While most winter campers return home okay, there are some who don’t. Some of them may have lost their way. The paths they may have taken may be covered with snow. Whatever the reason, their lives are at stake. Therefore, it is important to learn important tips on winter camping survival.
A very important, life saving aspect of winter camping survival involves finding and building shelter. Having good shelter protects a camper from snowstorms and extreme cold which can kill him.
Where a camper builds shelter is an important consideration. Wooded areas are the best location since the area can provide protection against the brunt of the wind. These areas also provide timber for shelter construction, fuel for fire and concealment from sight. Open or barren areas will force the camper to use snow as a building material.
In winter camping survival, it is important not to use metal as shelter. The metal is a good conductor for cold and will drain away the heat generated from a human body.
Also, in winter camping survival, sleeping directly on the ground is a big no-no. Doing so will drain the body of heat. Therefore, it is important to lay down boughs, leaves and grass to act as insulating material.

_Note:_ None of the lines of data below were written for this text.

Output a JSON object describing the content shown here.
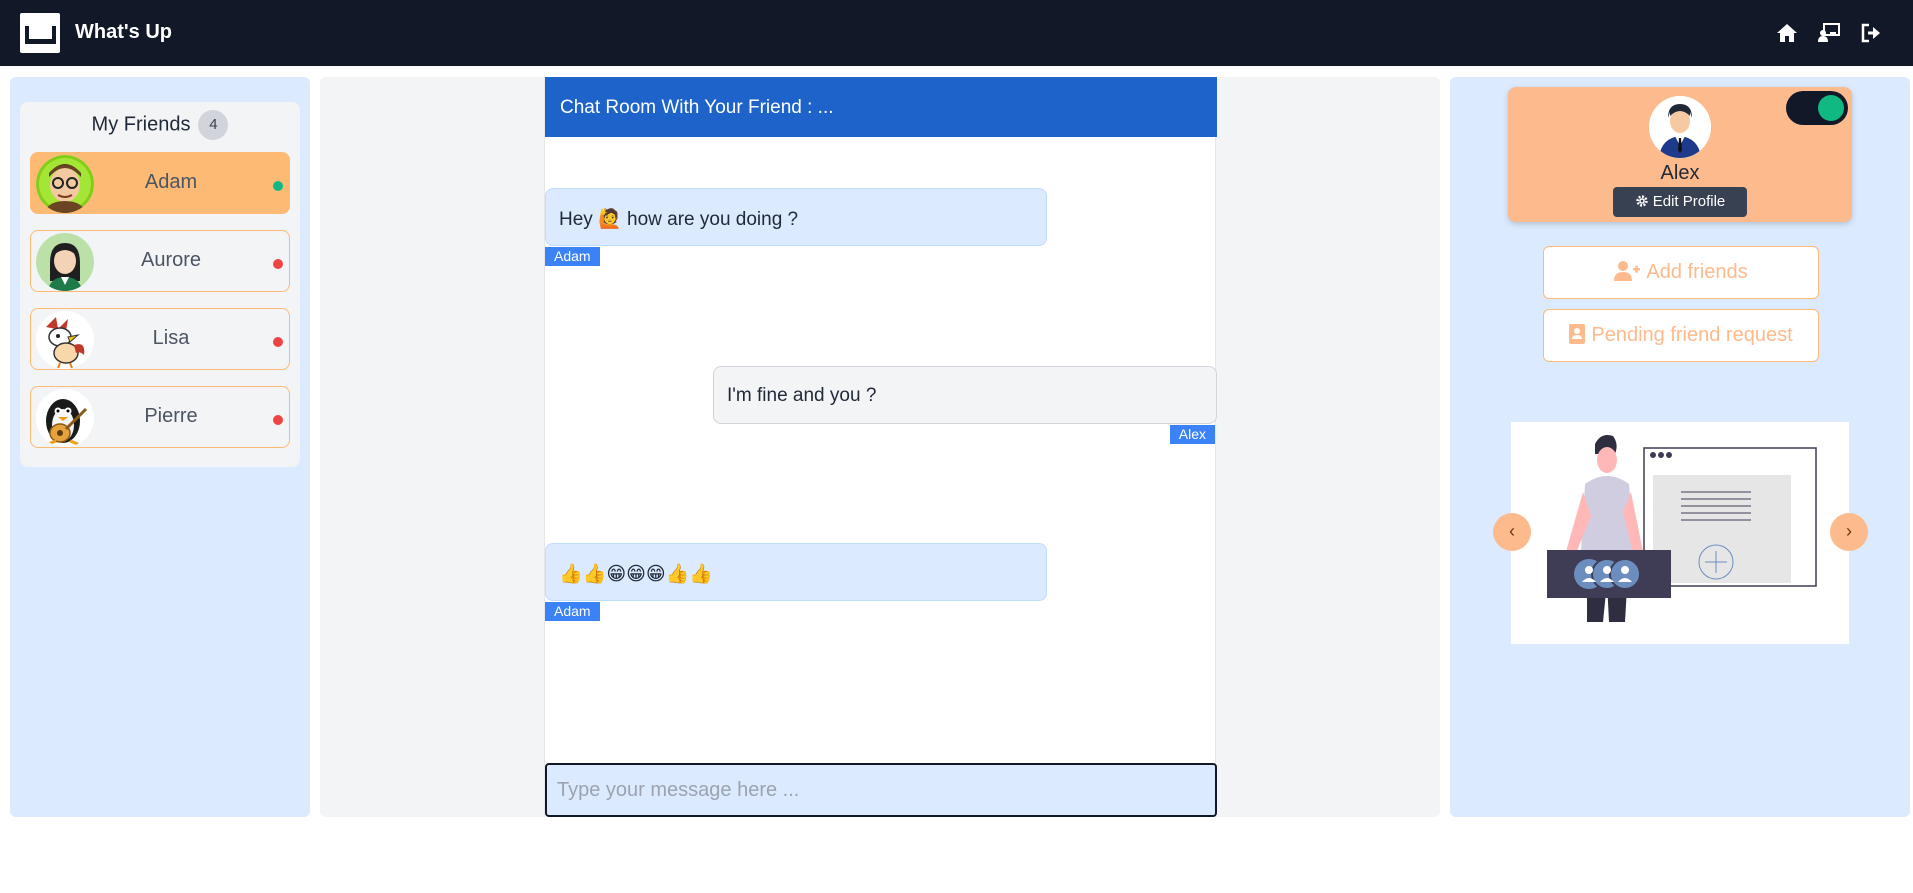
{
  "app": {
    "title": "What's Up"
  },
  "nav": {
    "icons": [
      "home-icon",
      "chalkboard-user-icon",
      "sign-out-icon"
    ]
  },
  "friends": {
    "title": "My Friends",
    "count": "4",
    "items": [
      {
        "name": "Adam",
        "status": "online",
        "active": true
      },
      {
        "name": "Aurore",
        "status": "offline",
        "active": false
      },
      {
        "name": "Lisa",
        "status": "offline",
        "active": false
      },
      {
        "name": "Pierre",
        "status": "offline",
        "active": false
      }
    ]
  },
  "chat": {
    "header": "Chat Room With Your Friend : ...",
    "messages": [
      {
        "text": "Hey 🙋 how are you doing ?",
        "author": "Adam",
        "mine": false
      },
      {
        "text": "I'm fine and you ?",
        "author": "Alex",
        "mine": true
      },
      {
        "text": "👍👍😁😁😁👍👍",
        "author": "Adam",
        "mine": false
      }
    ],
    "input_placeholder": "Type your message here ..."
  },
  "profile": {
    "name": "Alex",
    "edit_label": "Edit Profile",
    "toggle_on": true
  },
  "actions": {
    "add_friends": "Add friends",
    "pending": "Pending friend request"
  },
  "carousel": {
    "prev": "‹",
    "next": "›"
  },
  "colors": {
    "navbar": "#111827",
    "panel": "#dbeafe",
    "accent": "#fdba8c",
    "chat_header": "#1d63c9",
    "online": "#10b981",
    "offline": "#ef4444",
    "tag": "#3b82f6"
  }
}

Once the insulated floor has been laid down, it is time to build the walls and the roof. One of the most effective and easiest types of shelter to construct is a fallen tree shelter. As its name implies, the insulating material is built under a fallen tree after digging the snow out of it.
Once a little trench is dug out and the leaves and grass are laid, boughs and branches are arranged in a cone. More branches spell out thicker walls and better warmth. But it is also important not to lay out too many branches. That’s because the shelter must have some kind of ventilation.
Keeping warm is essential in winter camping survival. That is why a camper carries with a portable stove or lamp with him. However, when he is in his shelter, he should never forget to turn it off. Carbon monoxide, the gas that the portable stove gives off, is toxic and might get trapped in the shelter. Also, an unattended lamp might burn the shelter.